Work task
Each entry should be given again exactly, with any image left out.

Dataset records

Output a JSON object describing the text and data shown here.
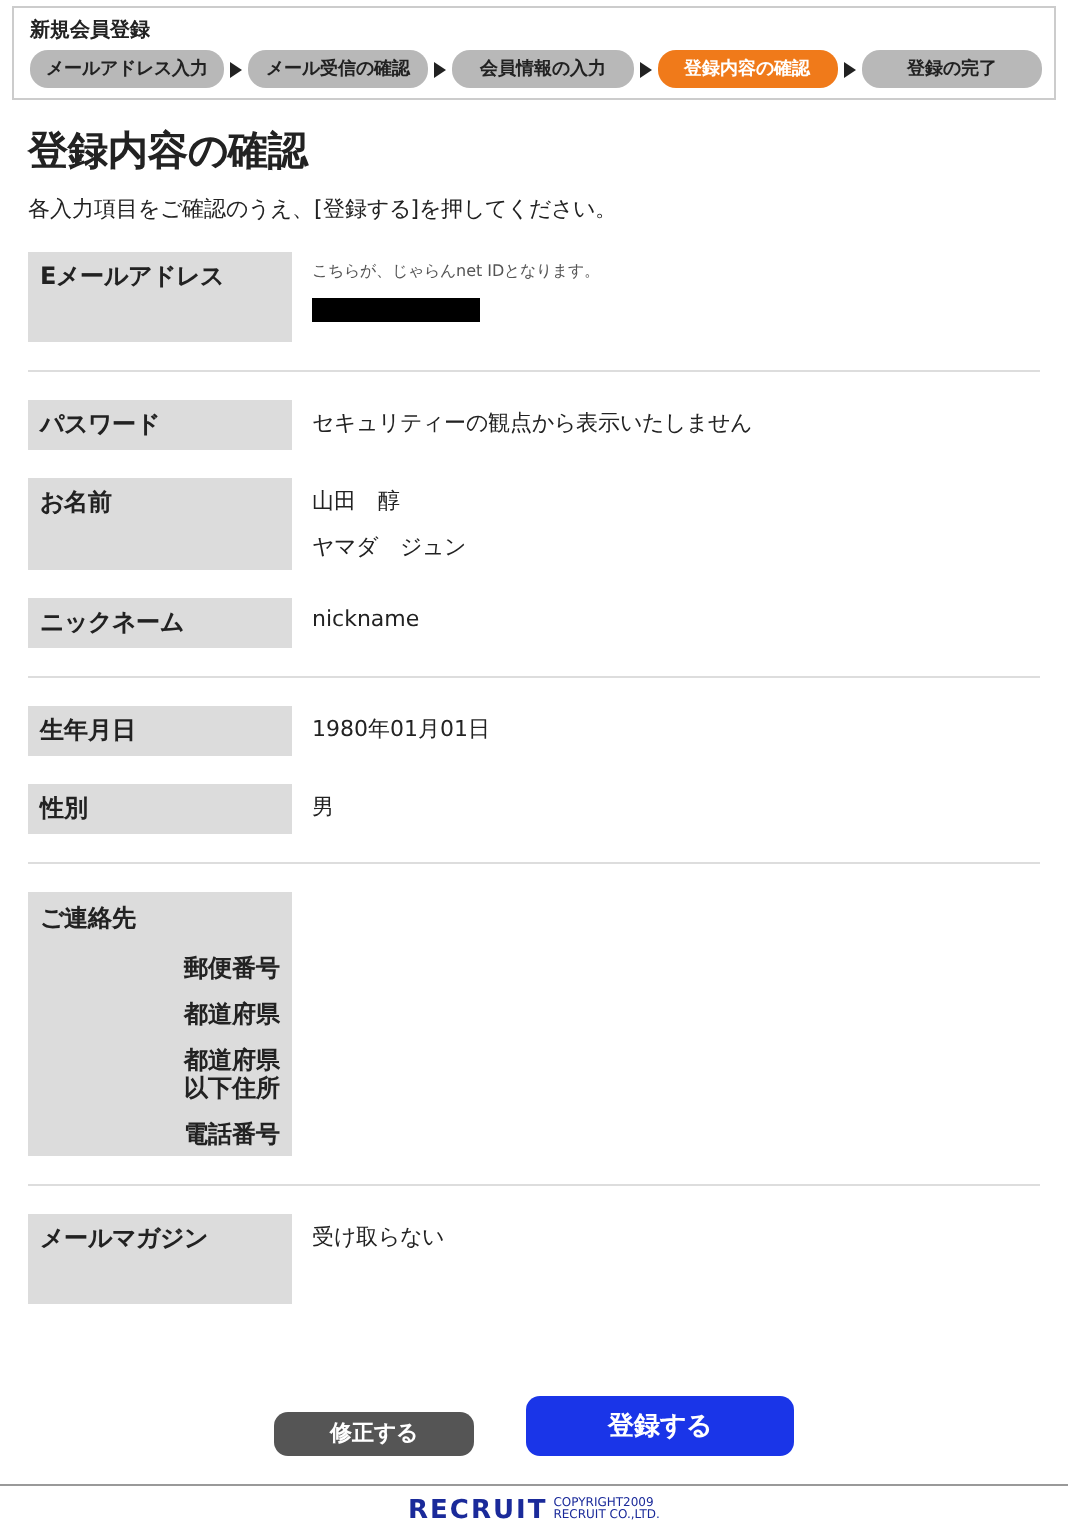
{
  "header": {
    "title": "新規会員登録",
    "steps": [
      {
        "label": "メールアドレス入力",
        "selected": false
      },
      {
        "label": "メール受信の確認",
        "selected": false
      },
      {
        "label": "会員情報の入力",
        "selected": false
      },
      {
        "label": "登録内容の確認",
        "selected": true
      },
      {
        "label": "登録の完了",
        "selected": false
      }
    ]
  },
  "page_title": "登録内容の確認",
  "instructions": "各入力項目をご確認のうえ、[登録する]を押してください。",
  "sections": [
    {
      "fields": [
        {
          "label": "Eメールアドレス",
          "note": "こちらが、じゃらんnet IDとなります。",
          "redacted": true
        }
      ]
    },
    {
      "fields": [
        {
          "label": "パスワード",
          "values": [
            "セキュリティーの観点から表示いたしません"
          ]
        },
        {
          "label": "お名前",
          "values": [
            "山田　醇",
            "ヤマダ　ジュン"
          ]
        },
        {
          "label": "ニックネーム",
          "values": [
            "nickname"
          ]
        }
      ]
    },
    {
      "fields": [
        {
          "label": "生年月日",
          "values": [
            "1980年01月01日"
          ]
        },
        {
          "label": "性別",
          "values": [
            "男"
          ]
        }
      ]
    },
    {
      "fields": [
        {
          "label": "ご連絡先",
          "sublabels": [
            "郵便番号",
            "都道府県",
            "都道府県以下住所",
            "電話番号"
          ]
        }
      ]
    },
    {
      "fields": [
        {
          "label": "メールマガジン",
          "values": [
            "受け取らない"
          ]
        }
      ]
    }
  ],
  "buttons": {
    "back": "修正する",
    "submit": "登録する"
  },
  "footer": {
    "logo": "RECRUIT",
    "copyright": [
      "COPYRIGHT2009",
      "RECRUIT CO.,LTD."
    ]
  }
}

Completed exercise
Output a JSON object describing the text and data shown here.
{
  "header": {
    "title": "新規会員登録",
    "steps": [
      {
        "label": "メールアドレス入力",
        "selected": false
      },
      {
        "label": "メール受信の確認",
        "selected": false
      },
      {
        "label": "会員情報の入力",
        "selected": false
      },
      {
        "label": "登録内容の確認",
        "selected": true
      },
      {
        "label": "登録の完了",
        "selected": false
      }
    ]
  },
  "page_title": "登録内容の確認",
  "instructions": "各入力項目をご確認のうえ、[登録する]を押してください。",
  "sections": [
    {
      "fields": [
        {
          "label": "Eメールアドレス",
          "note": "こちらが、じゃらんnet IDとなります。",
          "redacted": true
        }
      ]
    },
    {
      "fields": [
        {
          "label": "パスワード",
          "values": [
            "セキュリティーの観点から表示いたしません"
          ]
        },
        {
          "label": "お名前",
          "values": [
            "山田　醇",
            "ヤマダ　ジュン"
          ]
        },
        {
          "label": "ニックネーム",
          "values": [
            "nickname"
          ]
        }
      ]
    },
    {
      "fields": [
        {
          "label": "生年月日",
          "values": [
            "1980年01月01日"
          ]
        },
        {
          "label": "性別",
          "values": [
            "男"
          ]
        }
      ]
    },
    {
      "fields": [
        {
          "label": "ご連絡先",
          "sublabels": [
            "郵便番号",
            "都道府県",
            "都道府県以下住所",
            "電話番号"
          ]
        }
      ]
    },
    {
      "fields": [
        {
          "label": "メールマガジン",
          "values": [
            "受け取らない"
          ]
        }
      ]
    }
  ],
  "buttons": {
    "back": "修正する",
    "submit": "登録する"
  },
  "footer": {
    "logo": "RECRUIT",
    "copyright": [
      "COPYRIGHT2009",
      "RECRUIT CO.,LTD."
    ]
  }
}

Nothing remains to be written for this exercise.